(Records provided Opens)
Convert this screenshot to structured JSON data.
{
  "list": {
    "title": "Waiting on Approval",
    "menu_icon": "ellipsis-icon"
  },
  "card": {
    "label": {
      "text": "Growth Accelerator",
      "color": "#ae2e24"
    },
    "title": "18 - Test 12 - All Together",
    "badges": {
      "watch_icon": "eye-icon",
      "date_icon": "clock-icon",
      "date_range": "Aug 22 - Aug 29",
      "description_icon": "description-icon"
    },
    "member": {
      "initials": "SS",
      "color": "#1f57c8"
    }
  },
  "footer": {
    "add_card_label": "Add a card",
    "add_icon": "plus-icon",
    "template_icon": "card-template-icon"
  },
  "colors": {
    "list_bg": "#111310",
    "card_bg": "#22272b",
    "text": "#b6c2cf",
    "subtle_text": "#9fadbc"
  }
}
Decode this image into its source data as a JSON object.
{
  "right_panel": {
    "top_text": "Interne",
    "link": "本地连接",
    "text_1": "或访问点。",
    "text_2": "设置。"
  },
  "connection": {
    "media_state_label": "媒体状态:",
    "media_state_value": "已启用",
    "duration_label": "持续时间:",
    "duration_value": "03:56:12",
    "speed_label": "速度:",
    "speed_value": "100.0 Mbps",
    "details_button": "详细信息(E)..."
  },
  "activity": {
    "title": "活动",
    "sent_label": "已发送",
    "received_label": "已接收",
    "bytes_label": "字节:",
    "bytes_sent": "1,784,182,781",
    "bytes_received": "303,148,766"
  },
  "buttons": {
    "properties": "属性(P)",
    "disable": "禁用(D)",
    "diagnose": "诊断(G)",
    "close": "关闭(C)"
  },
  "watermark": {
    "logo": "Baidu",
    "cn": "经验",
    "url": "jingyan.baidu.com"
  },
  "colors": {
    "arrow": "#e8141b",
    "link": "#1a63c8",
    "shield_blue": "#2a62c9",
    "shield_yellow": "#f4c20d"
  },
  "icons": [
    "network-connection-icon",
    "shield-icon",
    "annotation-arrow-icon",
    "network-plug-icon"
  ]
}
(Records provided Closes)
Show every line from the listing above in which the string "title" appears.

    "title": "Waiting on Approval",
    "title": "18 - Test 12 - All Together",
    "title": "活动",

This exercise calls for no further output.